JIM KOWALCZIK: We’re one big bear family! JIM KOWALCZIK: Our bear family is like every other family and stuff, you love them to
death, but there’s other times they drive you nuts, right? COMM: Jim and Susan run a centre for orphaned wildlife in Otisville, New York. SUSAN KOWALCZIK: I’m there every day, but he is the one that walks in the door and everybody
lights up. You know and it’s kind of funny, because they just love him to death. SUSAN KOWALCZIK: Come on, go inside or get out of the way! And I’m the one that does
all the work and he just has to walk in the door. COMM: This is Jimmy, a 21-year-old Kodiak bear rescued from a closing wildlife park.
He’s just one of the eleven bears that lives with them. JIM KOWALCZIK: They’ll knock you around a little bit and stuff, nothing, you know,
not maliciously, you know, but you gotta watch you don’t get scratched or poked in the
eye or something. Hey! You know better than that, what’re you doing? It’s all right. They could kill you, you know. He’d just have to hit you on time. COMM: Kodiak bears are one of the largest species in the world. SUSAN KOWALCZIK: He’s about 1400lbs and if he stood up on you on his hind legs, he’d
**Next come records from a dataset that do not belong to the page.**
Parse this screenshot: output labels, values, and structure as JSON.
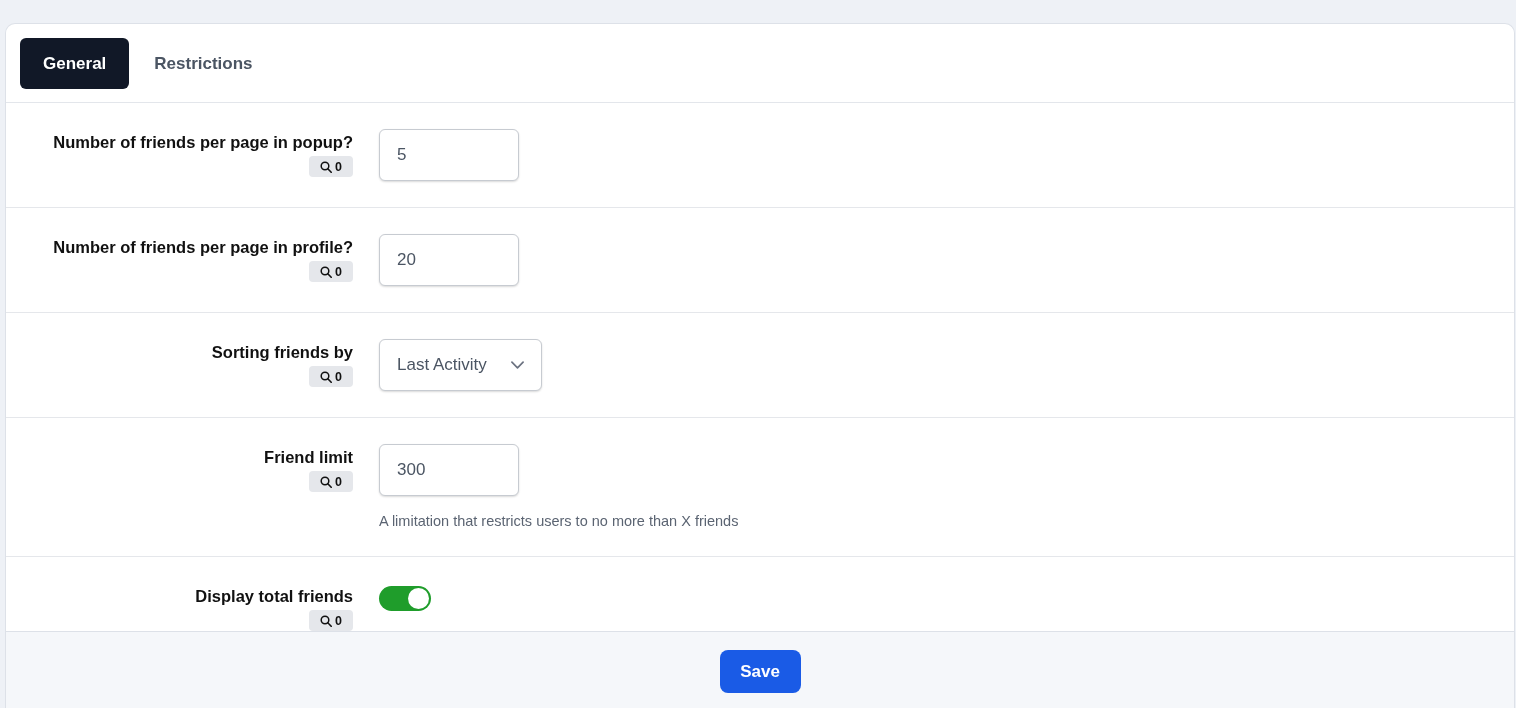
{
  "tabs": [
    {
      "label": "General",
      "selected": true
    },
    {
      "label": "Restrictions",
      "selected": false
    }
  ],
  "settings": [
    {
      "kind": "number",
      "label": "Number of friends per page in popup?",
      "badge_count": "0",
      "value": "5"
    },
    {
      "kind": "number",
      "label": "Number of friends per page in profile?",
      "badge_count": "0",
      "value": "20"
    },
    {
      "kind": "select",
      "label": "Sorting friends by",
      "badge_count": "0",
      "value": "Last Activity"
    },
    {
      "kind": "number",
      "label": "Friend limit",
      "badge_count": "0",
      "value": "300",
      "help": "A limitation that restricts users to no more than X friends"
    },
    {
      "kind": "toggle",
      "label": "Display total friends",
      "badge_count": "0",
      "on": true
    }
  ],
  "footer": {
    "save_button": "Save"
  }
}
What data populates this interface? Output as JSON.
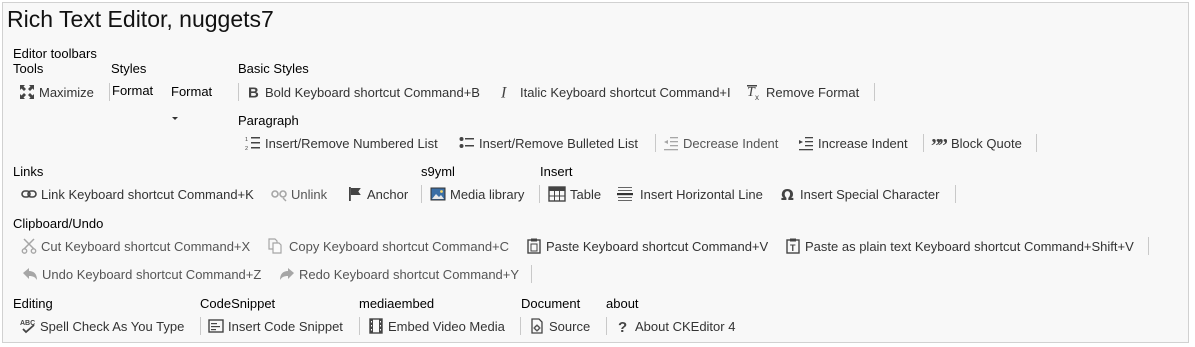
{
  "editor": {
    "title": "Rich Text Editor, nuggets7",
    "toolbars_label": "Editor toolbars"
  },
  "groups": {
    "tools": "Tools",
    "styles": "Styles",
    "basic_styles": "Basic Styles",
    "paragraph": "Paragraph",
    "links": "Links",
    "s9yml": "s9yml",
    "insert": "Insert",
    "clipboard": "Clipboard/Undo",
    "editing": "Editing",
    "codesnippet": "CodeSnippet",
    "mediaembed": "mediaembed",
    "document": "Document",
    "about": "about"
  },
  "buttons": {
    "maximize": "Maximize",
    "format_label": "Format",
    "format_combo": "Format",
    "bold": "Bold Keyboard shortcut Command+B",
    "italic": "Italic Keyboard shortcut Command+I",
    "remove_format": "Remove Format",
    "numbered_list": "Insert/Remove Numbered List",
    "bulleted_list": "Insert/Remove Bulleted List",
    "decrease_indent": "Decrease Indent",
    "increase_indent": "Increase Indent",
    "block_quote": "Block Quote",
    "link": "Link Keyboard shortcut Command+K",
    "unlink": "Unlink",
    "anchor": "Anchor",
    "media_library": "Media library",
    "table": "Table",
    "horizontal_line": "Insert Horizontal Line",
    "special_char": "Insert Special Character",
    "cut": "Cut Keyboard shortcut Command+X",
    "copy": "Copy Keyboard shortcut Command+C",
    "paste": "Paste Keyboard shortcut Command+V",
    "paste_plain": "Paste as plain text Keyboard shortcut Command+Shift+V",
    "undo": "Undo Keyboard shortcut Command+Z",
    "redo": "Redo Keyboard shortcut Command+Y",
    "spell_check": "Spell Check As You Type",
    "code_snippet": "Insert Code Snippet",
    "embed_video": "Embed Video Media",
    "source": "Source",
    "about_ck": "About CKEditor 4"
  }
}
probably be about 9 feet tall. JIM KOWALCZIK: Think the strongest person you know or whatever and you can magnify that
by a thousand times. Yeah, he’s big! I mean, a small bear will kick your butt and he’s
got so much strength, all he would have to do is lay on you. SUSAN KOWALCIZK: He’s like them, he’s like a bear. He has no, no fear of them, it’s
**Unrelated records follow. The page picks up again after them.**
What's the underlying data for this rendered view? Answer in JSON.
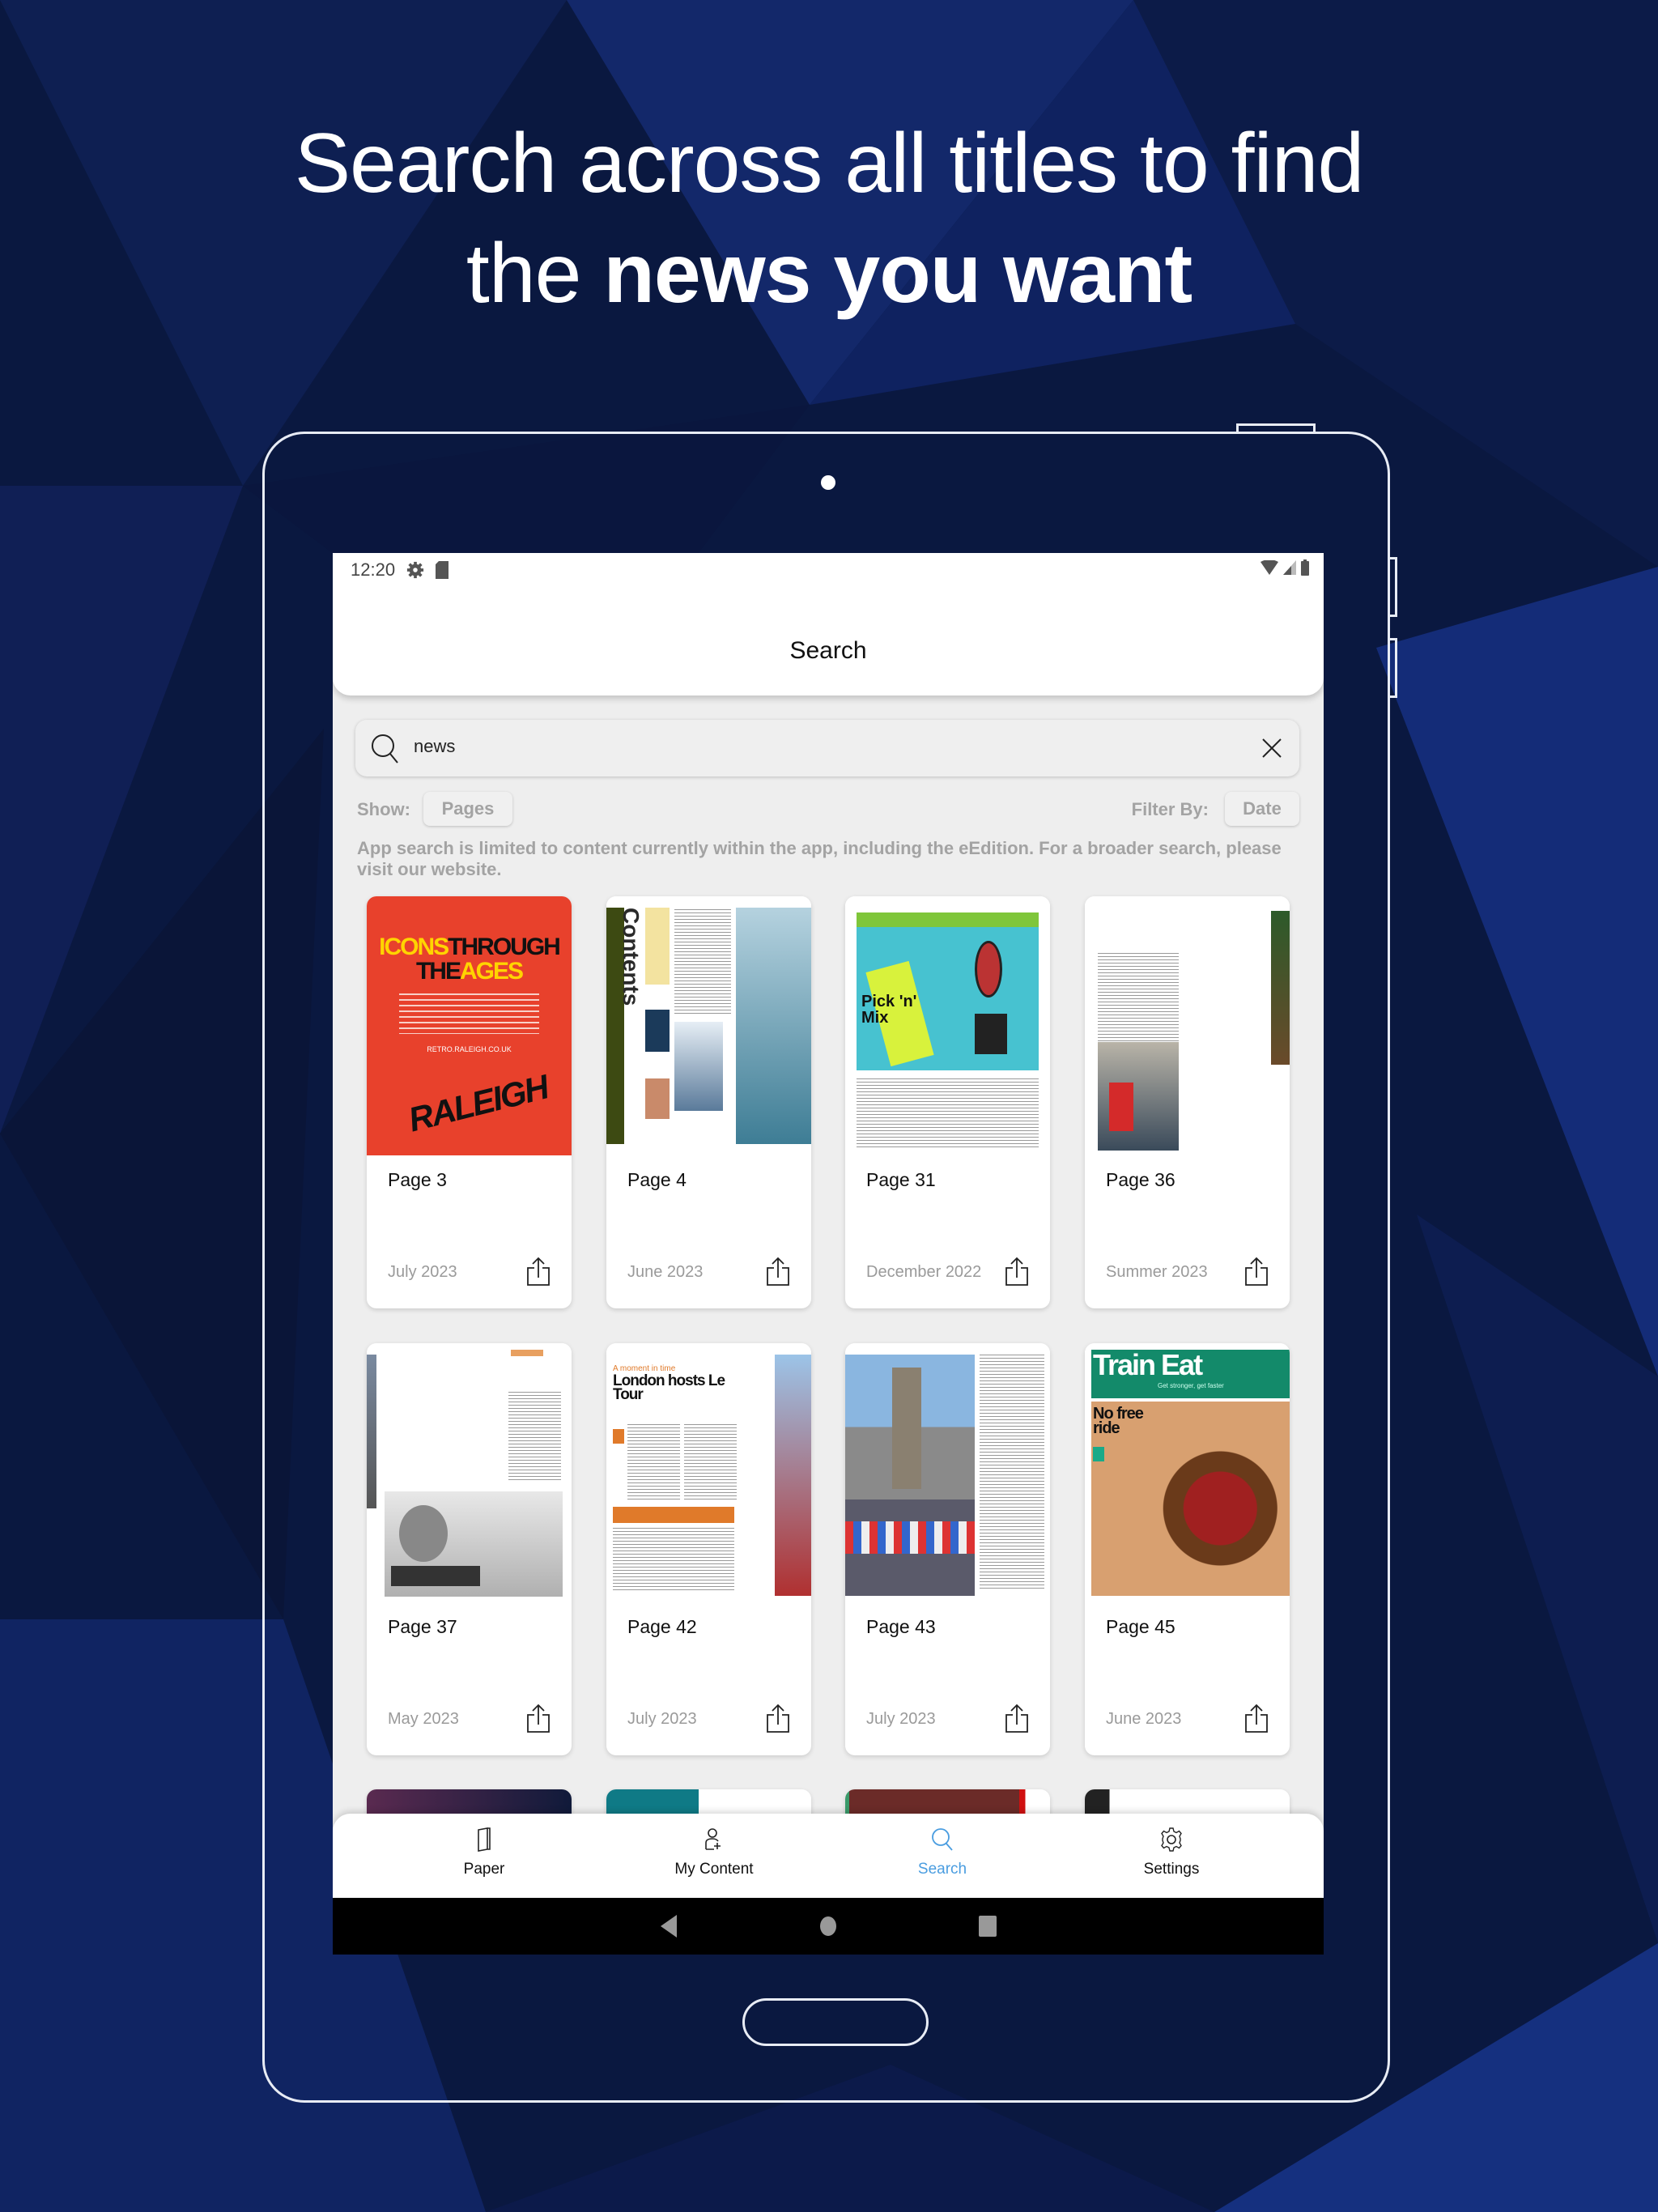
{
  "headline": {
    "line1": "Search across all titles to find",
    "line2_pre": "the ",
    "line2_bold": "news you want"
  },
  "status_bar": {
    "time": "12:20"
  },
  "header": {
    "title": "Search"
  },
  "search": {
    "value": "news",
    "placeholder": ""
  },
  "filters": {
    "show_label": "Show:",
    "show_value": "Pages",
    "filter_label": "Filter By:",
    "filter_value": "Date"
  },
  "info_text": "App search is limited to content currently within the app, including the eEdition. For a broader search, please visit our website.",
  "results": [
    {
      "page": "Page 3",
      "date": "July 2023",
      "thumb": {
        "kind": "raleigh",
        "t1": "ICONS",
        "t2": "THROUGH",
        "t3": "THE",
        "t4": "AGES",
        "t5": "RETRO.RALEIGH.CO.UK",
        "logo": "RALEIGH"
      }
    },
    {
      "page": "Page 4",
      "date": "June 2023",
      "thumb": {
        "kind": "contents",
        "t1": "Contents"
      }
    },
    {
      "page": "Page 31",
      "date": "December 2022",
      "thumb": {
        "kind": "pick",
        "t1": "Pick 'n' Mix"
      }
    },
    {
      "page": "Page 36",
      "date": "Summer 2023",
      "thumb": {
        "kind": "race"
      }
    },
    {
      "page": "Page 37",
      "date": "May 2023",
      "thumb": {
        "kind": "snow"
      }
    },
    {
      "page": "Page 42",
      "date": "July 2023",
      "thumb": {
        "kind": "london",
        "t1": "A moment in time",
        "t2": "London hosts Le Tour"
      }
    },
    {
      "page": "Page 43",
      "date": "July 2023",
      "thumb": {
        "kind": "bridge"
      }
    },
    {
      "page": "Page 45",
      "date": "June 2023",
      "thumb": {
        "kind": "train",
        "t1": "Train",
        "t2": "Eat",
        "t3": "Get stronger, get faster",
        "t4": "No free ride"
      }
    }
  ],
  "bottom_nav": [
    {
      "label": "Paper",
      "icon": "paper-icon",
      "active": false
    },
    {
      "label": "My Content",
      "icon": "add-user-icon",
      "active": false
    },
    {
      "label": "Search",
      "icon": "search-icon",
      "active": true
    },
    {
      "label": "Settings",
      "icon": "gear-icon",
      "active": false
    }
  ],
  "colors": {
    "accent": "#4a9de0",
    "background": "#0b1a45",
    "raleigh_red": "#e8412c"
  }
}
really amazing! JIM KOWALCZIK: We’ve had Jimmy for 21 years now, got him as a little cub and he’s been
with us his whole life. COMM: Taking care of bears throughout their lives means that Jim and Susan develop deep
bonds with the animals. Interviewer: It’s actually the same as somebody who is mourning their child. Susan: Yeah, it’s, you know, it’s the same thing. You spend a lot of time with them, we care so much for them. We lost 4 altogether so far here. Jim: Would be just like burying one of your family members. I can’t do this! COMM: Back at the centre, it’s lunchtime. COMM: In the wild, these bears need to eat up to 90lbs of food every day. Everything
from baby elks to spawning salmon, berries and plants. JIM KOWALCZIK: You guys ready to eat? COMM: And here the bears enjoy a daily diet of meat, grains, breads, fruit and veg, with
the occasional marshmallow treat. JIM KOWALCZIK: These bears once in a while, they’re always looking for food, they really
don’t want for anything other than attention. COMM: One of the other bears at the centre is Jenny. SUSAN KOWALCIZK: When the bears are little and they’re with their mother, after they
drink their milk, they’ll suckle on her for a time and they, they make this little
noise that you hear. She just never grew up, she still does this. She looks at me as if
I’m her mother. When she gets to the pinky, she likes to just bite down on that pinky.
I love being around her and I’m happy that she feels that way about me still after all
these years. Oh peanuts? All right, I have some peanuts. SUSAN KOWALCIZK: It’s all a wonderful thing to watch them grow up and, and to have them
from very little and, and to make an impression on them.
JIM KOWALCIZIK: They’re like your children, that’s how much you love them. And they
give a lot back to you too, you know they, they love you just as much. Sometimes you
take it for granted, but it is a special relationship. SUSAN KOWALCZIK: Yeah, the bears are everything to me. I, I would do anything for them. I
spend all day with them every day. JIM KOWALCIZK: This is our life and we’re one big bear family!